* Problem requirements *
Report only the number of lines that contain the string "useSearch" in the records below.

App and web page records:
◆ ◆ ◆ ◆

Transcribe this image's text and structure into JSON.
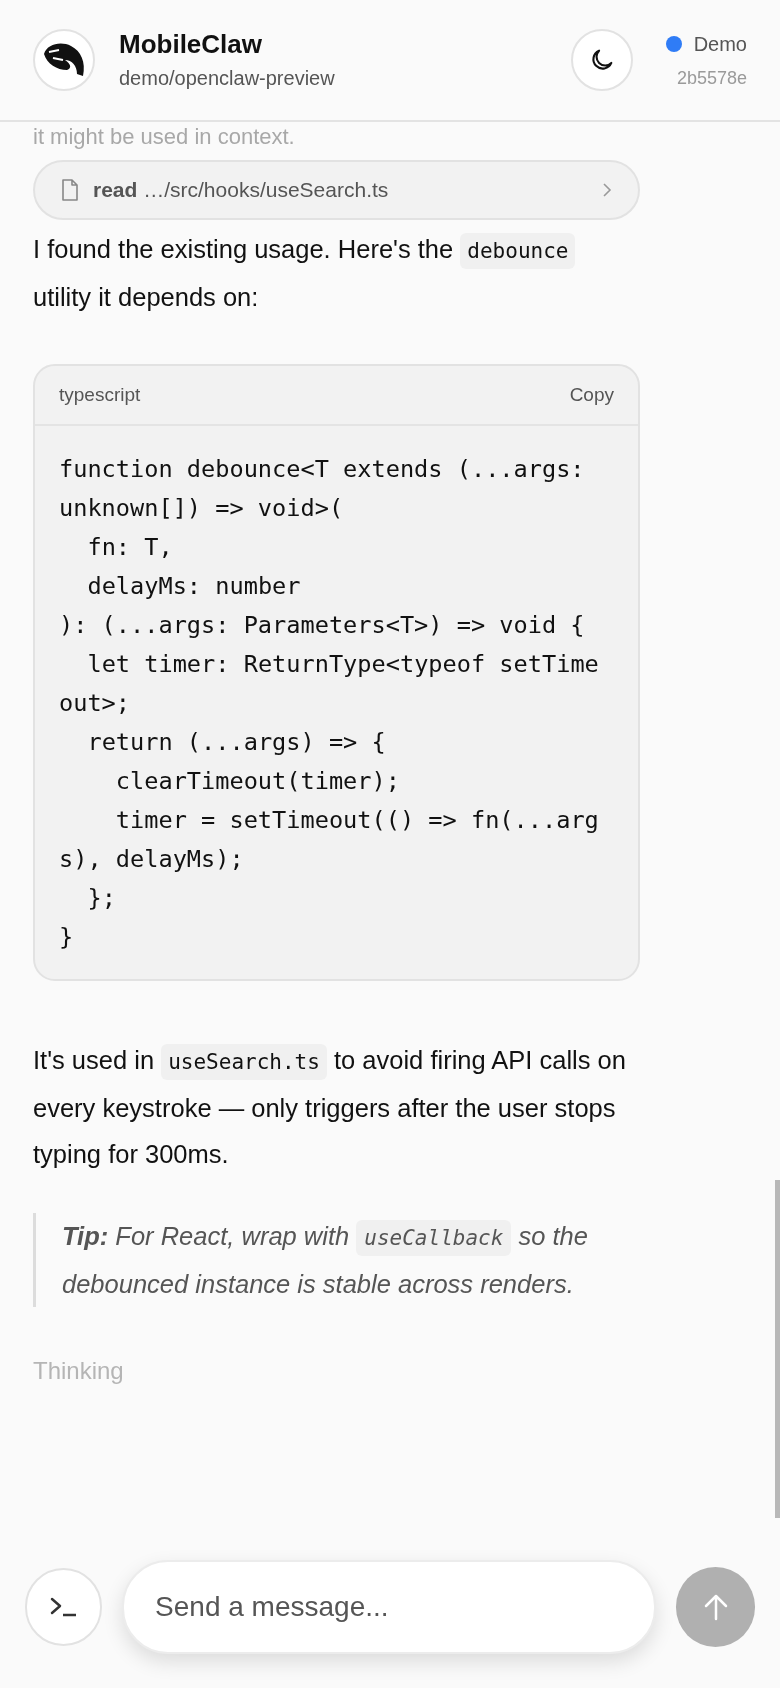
{
  "header": {
    "title": "MobileClaw",
    "subtitle": "demo/openclaw-preview",
    "connection": {
      "label": "Demo",
      "color": "#2f7cf6",
      "commit": "2b5578e"
    }
  },
  "messages": [
    {
      "kind": "faded",
      "text": "it might be used in context."
    },
    {
      "kind": "tool",
      "tool": "read",
      "target": "…/src/hooks/useSearch.ts"
    },
    {
      "kind": "paragraph",
      "segments": [
        {
          "kind": "text",
          "text": "I found the existing usage. Here's the "
        },
        {
          "kind": "code",
          "text": "debounce"
        },
        {
          "kind": "text",
          "text": " utility it depends on:"
        }
      ]
    },
    {
      "kind": "codeblock",
      "language": "typescript",
      "copy": "Copy",
      "code": "function debounce<T extends (...args: unknown[]) => void>(\n  fn: T,\n  delayMs: number\n): (...args: Parameters<T>) => void {\n  let timer: ReturnType<typeof setTimeout>;\n  return (...args) => {\n    clearTimeout(timer);\n    timer = setTimeout(() => fn(...args), delayMs);\n  };\n}"
    },
    {
      "kind": "paragraph",
      "segments": [
        {
          "kind": "text",
          "text": "It's used in "
        },
        {
          "kind": "code",
          "text": "useSearch.ts"
        },
        {
          "kind": "text",
          "text": " to avoid firing API calls on every keystroke — only triggers after the user stops typing for 300ms."
        }
      ]
    },
    {
      "kind": "quote",
      "segments": [
        {
          "kind": "text",
          "text": "**Tip:** For React, wrap with "
        },
        {
          "kind": "code",
          "text": "useCallback"
        },
        {
          "kind": "text",
          "text": " so the debounced instance is stable across renders."
        }
      ]
    },
    {
      "kind": "thinking",
      "text": "Thinking"
    }
  ],
  "composer": {
    "placeholder": "Send a message..."
  }
}
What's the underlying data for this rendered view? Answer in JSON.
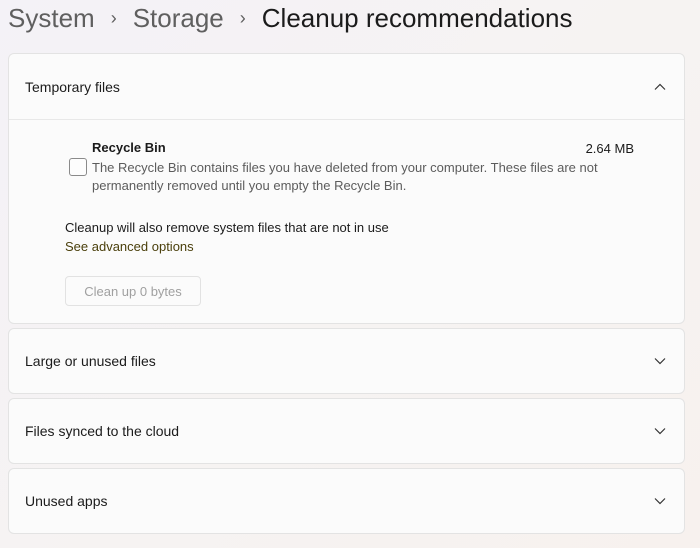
{
  "breadcrumb": {
    "items": [
      "System",
      "Storage"
    ],
    "current": "Cleanup recommendations",
    "separator": "›"
  },
  "sections": [
    {
      "title": "Temporary files",
      "expanded": true,
      "items": [
        {
          "name": "Recycle Bin",
          "size": "2.64 MB",
          "checked": false,
          "description": "The Recycle Bin contains files you have deleted from your computer. These files are not permanently removed until you empty the Recycle Bin."
        }
      ],
      "note": "Cleanup will also remove system files that are not in use",
      "link": "See advanced options",
      "button": "Clean up 0 bytes"
    },
    {
      "title": "Large or unused files",
      "expanded": false
    },
    {
      "title": "Files synced to the cloud",
      "expanded": false
    },
    {
      "title": "Unused apps",
      "expanded": false
    }
  ],
  "icons": {
    "collapse": "chevron-up-icon",
    "expand": "chevron-down-icon"
  },
  "colors": {
    "link": "#4a3f0b",
    "disabled_text": "#a0a0a0"
  }
}
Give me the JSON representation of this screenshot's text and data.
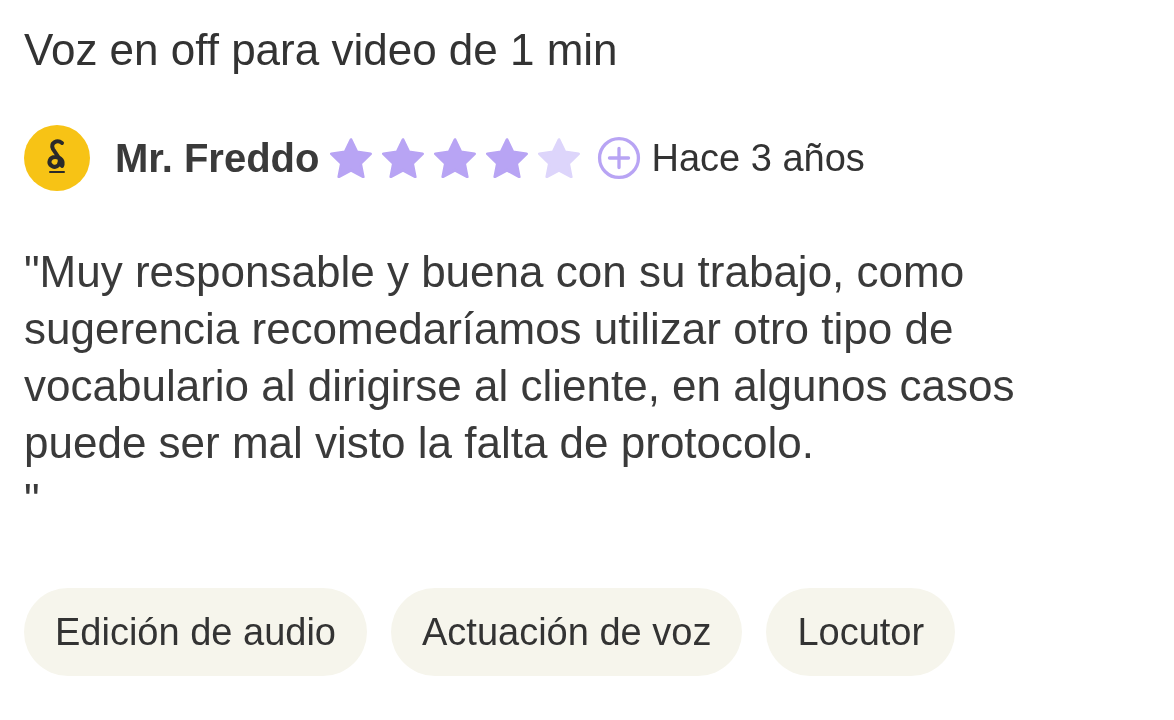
{
  "review": {
    "title": "Voz en off para video de 1 min",
    "author": {
      "name": "Mr. Freddo",
      "stars": 4
    },
    "time": "Hace 3 años",
    "text": "\"Muy responsable y buena con su trabajo, como sugerencia recomedaríamos utilizar otro tipo de vocabulario al dirigirse al cliente, en algunos casos puede ser mal visto la falta de protocolo.\n\"",
    "tags": [
      "Edición de audio",
      "Actuación de voz",
      "Locutor"
    ]
  }
}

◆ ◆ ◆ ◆

* Result for this task *
2